Slack to your needs
The Team Menu is located next to your name in the upper left corner. Here, you’ll find options to set up Slack in a way that suits you.
Set up notifications
Under Preferences, you’ll find highly configurable notifications to make sure you see the important stuff as soon as you need to without being distracted by the rest. In compatible browsers and our desktop app, Slack will show desktop notifications when you’re mentioned in a channel. Whenever you’re not active on Slack, after a few minutes we’ll send either a mobile push notification or email notification depending on your preferences and whether you have the mobile app installed.
You can also customize your notification settings for any channel, depending on how actively you want to keep up with that conversation. That way, you can mute channels like your team’s indecisive #lunch channel, but choose to get notified of every message so you never miss a cute kitten picture in #cats again.
For channels you want to be a part of but can’t keep up with, highlight words are very useful. Any time someone mentions one of your highlight words or phrases, you’ll be notified. Use it for your name, your nicknames, your projects, customers, teams, areas of interest, etc. If you receive too many notifications, you can always trim them back, but this is an efficient way to stay plugged into conversations across many channels.
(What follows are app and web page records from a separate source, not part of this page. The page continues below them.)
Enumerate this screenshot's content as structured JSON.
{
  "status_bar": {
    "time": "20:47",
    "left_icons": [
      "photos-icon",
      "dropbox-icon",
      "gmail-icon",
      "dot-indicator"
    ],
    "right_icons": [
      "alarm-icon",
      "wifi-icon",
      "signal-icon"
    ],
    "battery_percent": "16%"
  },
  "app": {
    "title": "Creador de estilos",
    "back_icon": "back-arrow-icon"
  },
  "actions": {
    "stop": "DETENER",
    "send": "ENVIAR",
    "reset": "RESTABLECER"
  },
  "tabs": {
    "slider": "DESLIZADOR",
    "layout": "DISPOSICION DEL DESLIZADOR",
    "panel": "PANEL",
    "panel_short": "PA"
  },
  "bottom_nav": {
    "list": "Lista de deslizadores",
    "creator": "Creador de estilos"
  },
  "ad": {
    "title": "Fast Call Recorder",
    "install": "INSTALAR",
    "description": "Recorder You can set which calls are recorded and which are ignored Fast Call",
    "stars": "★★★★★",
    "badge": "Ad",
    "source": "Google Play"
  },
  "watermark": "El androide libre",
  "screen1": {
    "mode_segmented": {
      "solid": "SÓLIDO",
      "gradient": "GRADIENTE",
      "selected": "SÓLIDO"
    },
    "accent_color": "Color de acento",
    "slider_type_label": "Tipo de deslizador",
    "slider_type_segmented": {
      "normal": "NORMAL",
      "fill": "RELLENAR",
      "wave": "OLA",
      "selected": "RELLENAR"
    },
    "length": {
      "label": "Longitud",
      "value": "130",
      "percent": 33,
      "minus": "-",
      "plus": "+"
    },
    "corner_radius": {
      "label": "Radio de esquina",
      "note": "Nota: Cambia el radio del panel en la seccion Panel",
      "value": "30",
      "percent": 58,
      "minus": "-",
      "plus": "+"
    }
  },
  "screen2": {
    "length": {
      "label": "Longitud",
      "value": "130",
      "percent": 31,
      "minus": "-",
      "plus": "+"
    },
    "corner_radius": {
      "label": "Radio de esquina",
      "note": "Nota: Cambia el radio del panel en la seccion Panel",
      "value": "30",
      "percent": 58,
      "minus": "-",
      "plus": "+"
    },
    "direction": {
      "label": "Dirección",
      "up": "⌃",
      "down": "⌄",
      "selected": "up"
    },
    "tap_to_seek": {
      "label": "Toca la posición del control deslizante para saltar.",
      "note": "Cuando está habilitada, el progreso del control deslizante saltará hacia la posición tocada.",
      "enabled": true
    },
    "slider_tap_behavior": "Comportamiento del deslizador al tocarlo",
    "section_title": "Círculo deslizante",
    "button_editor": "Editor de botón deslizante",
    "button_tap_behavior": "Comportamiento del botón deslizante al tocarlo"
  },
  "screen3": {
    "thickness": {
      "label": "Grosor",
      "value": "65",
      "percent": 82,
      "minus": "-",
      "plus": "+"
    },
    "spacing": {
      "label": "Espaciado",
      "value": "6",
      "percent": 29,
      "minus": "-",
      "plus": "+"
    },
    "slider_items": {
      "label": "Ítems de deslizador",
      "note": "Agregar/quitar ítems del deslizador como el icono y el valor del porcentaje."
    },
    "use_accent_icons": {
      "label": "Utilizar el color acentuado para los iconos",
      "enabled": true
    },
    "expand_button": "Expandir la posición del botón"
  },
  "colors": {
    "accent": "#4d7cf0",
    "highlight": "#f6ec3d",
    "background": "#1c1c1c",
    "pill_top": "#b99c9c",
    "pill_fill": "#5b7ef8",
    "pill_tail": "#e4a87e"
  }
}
Turn on Do Not Disturb mode to snooze all Slack notifications (including sounds) on any device—whether you just need an hour to attend a meeting or need time to yourself after work. Meanwhile, your teammates can continue to send you messages without worrying about bothering you.
Click the bell icon next to your team name in the sidebar to turn on Do Not Disturb. You can also visit your notification preferences to schedule a default set of Do Not Disturb hours for when you’re off the clock.
Once you sign up, you can find all of these settings in one place: https://my.slack.com/account/notifications.
Upload files and create posts or snippets
You can upload files — like a photo, a document, or a PDF — in a few easy ways:
- Click the plus icon on the left hand side of the message box.
- Drag and drop your file into a channel.
- Take a screengrab, then use Ctrl/Cmd + V to paste it in.
Excellent Tip: Give your files a good, sensible title when you upload them — it makes ’em easier to find later!
- Posts are good for sharing notes and longer pieces of writing with your team.
- Snippets are best for sharing code or recreating a preformatted block of text.
Slack fully supports emoji: In fact, we kind of love them. Just click the smiley face on the right hand of the message box side to open the emoji menu, or type : and hit Tab to see a list of quick emoji codes. There are many different styles of emoji to choose from; for more options, open the Team Menu, choose Preferences, and select the Messages & Media tab.
Search is one of Slack's core features: Messages and files you add to Slack are instantly searchable, so you can quickly come back to documents and discussions when you need them.
You can use special modifiers (like ‘in:’, ‘from:’, etc.) to focus results based on a channel, person, or date. Results can be filtered by recency, relevancy, and file type so you can easily find what you need.
Every file you share in Slack (whether uploaded directly, or imported with an integration) is indexed in search. You can easily search for any file — and search the file’s contents — directly within Slack.
Download this guide 1.9MB PDF — Need to take this on the go or just fancy some light reading? We’ve got you covered.
More resources for using Slack
- Several People are Typing — Our Slack Blog
- Several People are Reading — A collection of posts about Slack, written by teams using Slack